But that's all still at least decades away. Let's keep moving looking at dollars.

Susan B. Anthony dollars were made from 1979 to 1999.  These were the first attempt at a smaller dollar and both the color and the hexagonal shape were supposed to make these easy to distinguish from quarters, but it wasn't enough and few circulated.

The Mint is really in a hard place here.  Smaller coins get confused and larger coins are disliked for bulkiness. 

If these coins did circulate, the 1979 "Wide Rim" carries a premium price.  

But they really don't.  Some get spent because kids may get a few as gifts, but the shopkeepers hardly ever offer them as change because customers prefer bills and perhaps because they don't have a slot for them in their change drawer. Back to the bank they go, to await the next doting grandparent who wants some.

That's pretty much true for half dollars, too, though I do still get a few in change.

It's interesting to note that this same situation existed for Morgan and Peace silver dollars when I was a boy. Children got them as gifts and the stores would quickly turn them into the banks.

Half dollars still circulated well until thirty years ago and then dropped out of sight in most places.  I rarely see them now, but the ones I do see generally show some wear, so they must kick around a bit.  Some places use them deliberately as attention getters; there might be someone doing the same with dollar coins, but I haven't heard of it.

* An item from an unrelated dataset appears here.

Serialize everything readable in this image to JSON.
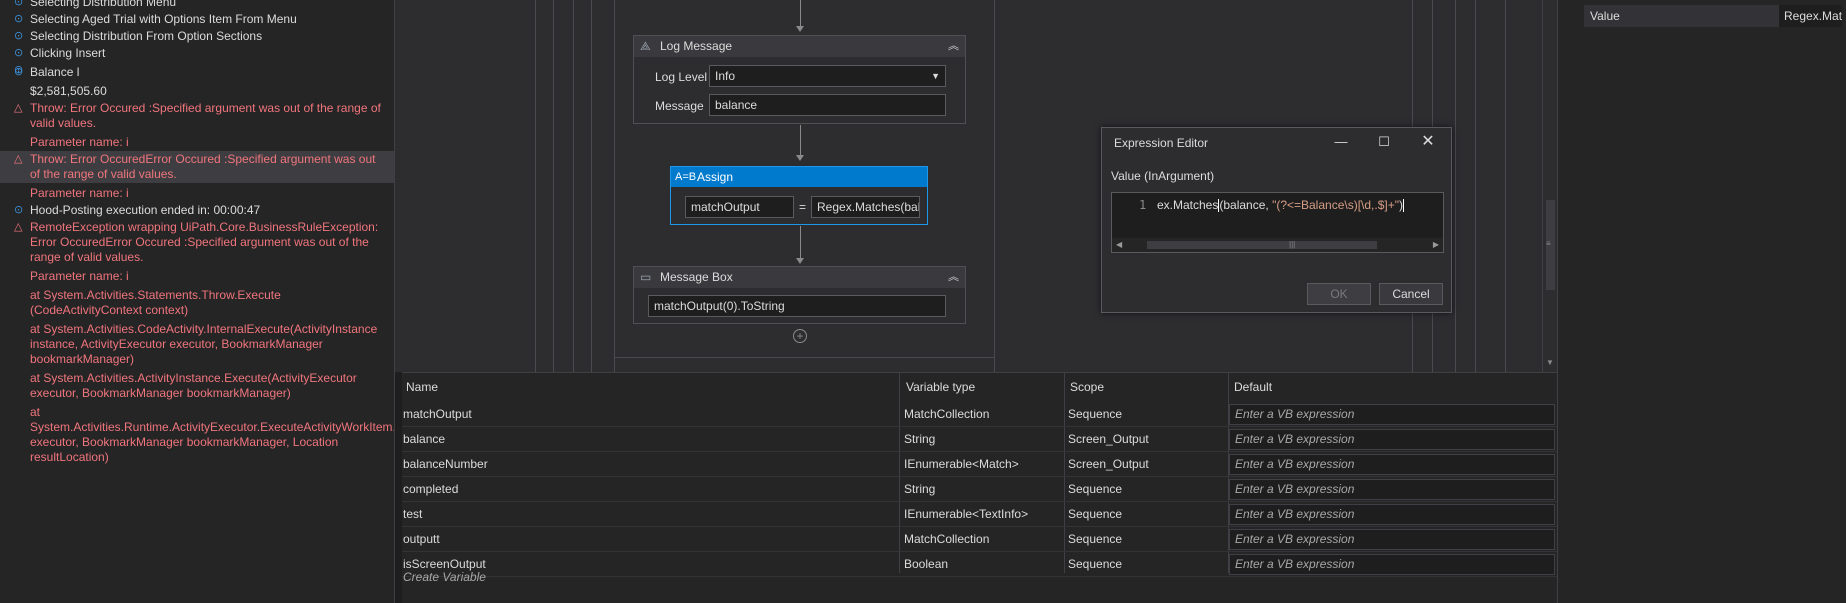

 Before the Susan B's came Eisenhower Dollars (1971-1978)

Like every later attempt, this was a dismal failure other than with collectors and use in casinos.

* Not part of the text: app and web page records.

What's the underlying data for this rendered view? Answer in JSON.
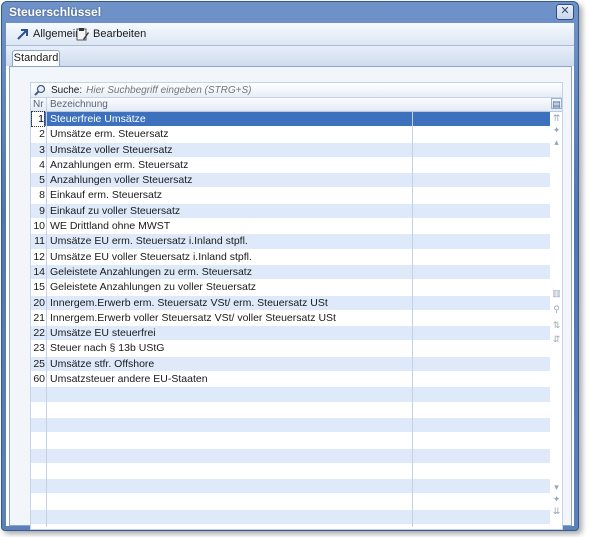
{
  "window": {
    "title": "Steuerschlüssel"
  },
  "toolbar": {
    "allgemein_label": "Allgemein",
    "bearbeiten_label": "Bearbeiten"
  },
  "tabs": {
    "standard_label": "Standard"
  },
  "search": {
    "label": "Suche:",
    "placeholder": "Hier Suchbegriff eingeben (STRG+S)"
  },
  "grid": {
    "columns": {
      "nr": "Nr",
      "bezeichnung": "Bezeichnung"
    },
    "rows": [
      {
        "nr": "1",
        "bezeichnung": "Steuerfreie Umsätze"
      },
      {
        "nr": "2",
        "bezeichnung": "Umsätze erm. Steuersatz"
      },
      {
        "nr": "3",
        "bezeichnung": "Umsätze voller Steuersatz"
      },
      {
        "nr": "4",
        "bezeichnung": "Anzahlungen erm. Steuersatz"
      },
      {
        "nr": "5",
        "bezeichnung": "Anzahlungen voller Steuersatz"
      },
      {
        "nr": "8",
        "bezeichnung": "Einkauf erm. Steuersatz"
      },
      {
        "nr": "9",
        "bezeichnung": "Einkauf zu voller Steuersatz"
      },
      {
        "nr": "10",
        "bezeichnung": "WE Drittland ohne MWST"
      },
      {
        "nr": "11",
        "bezeichnung": "Umsätze EU  erm. Steuersatz i.Inland stpfl."
      },
      {
        "nr": "12",
        "bezeichnung": "Umsätze EU voller Steuersatz i.Inland stpfl."
      },
      {
        "nr": "14",
        "bezeichnung": "Geleistete Anzahlungen zu erm. Steuersatz"
      },
      {
        "nr": "15",
        "bezeichnung": "Geleistete Anzahlungen zu voller Steuersatz"
      },
      {
        "nr": "20",
        "bezeichnung": "Innergem.Erwerb  erm. Steuersatz VSt/ erm. Steuersatz USt"
      },
      {
        "nr": "21",
        "bezeichnung": "Innergem.Erwerb voller Steuersatz VSt/ voller Steuersatz USt"
      },
      {
        "nr": "22",
        "bezeichnung": "Umsätze EU steuerfrei"
      },
      {
        "nr": "23",
        "bezeichnung": "Steuer nach § 13b UStG"
      },
      {
        "nr": "25",
        "bezeichnung": "Umsätze stfr. Offshore"
      },
      {
        "nr": "60",
        "bezeichnung": "Umsatzsteuer andere EU-Staaten"
      }
    ],
    "selected_row": 0
  },
  "colors": {
    "selection": "#3d70bd",
    "alt_row": "#deeafa",
    "title_bar": "#5b81bd"
  }
}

You may hear the terms "blue Ike" or "brown Ike". These refer to the colors used by the mint when they sold these: proof versions came in a brown box, the regular uncirculated silver pieces were in a blue envelope.  Those silver issues were 40% silver overall.

Circulation issues were supposed to be only clad (no silver at all), but about 30 1974-D and 15 1977-D made from 40% silver planchets are known.  Your chances of finding another are of course as close to zero as you can imagine, but should you ever be handed one of those dates, why not look?

I'm not a big fan of Ike Dollars. The design is attractive enough, but clad is ugly and it gets uglier as the coin gets larger. The 40% versions aren't bad because they aren't 40% throughout; the outer part is 80% silver and does look much better.

This concludes Part 1.  I'll cover "real" silver dollars (coins that really circulated) next time.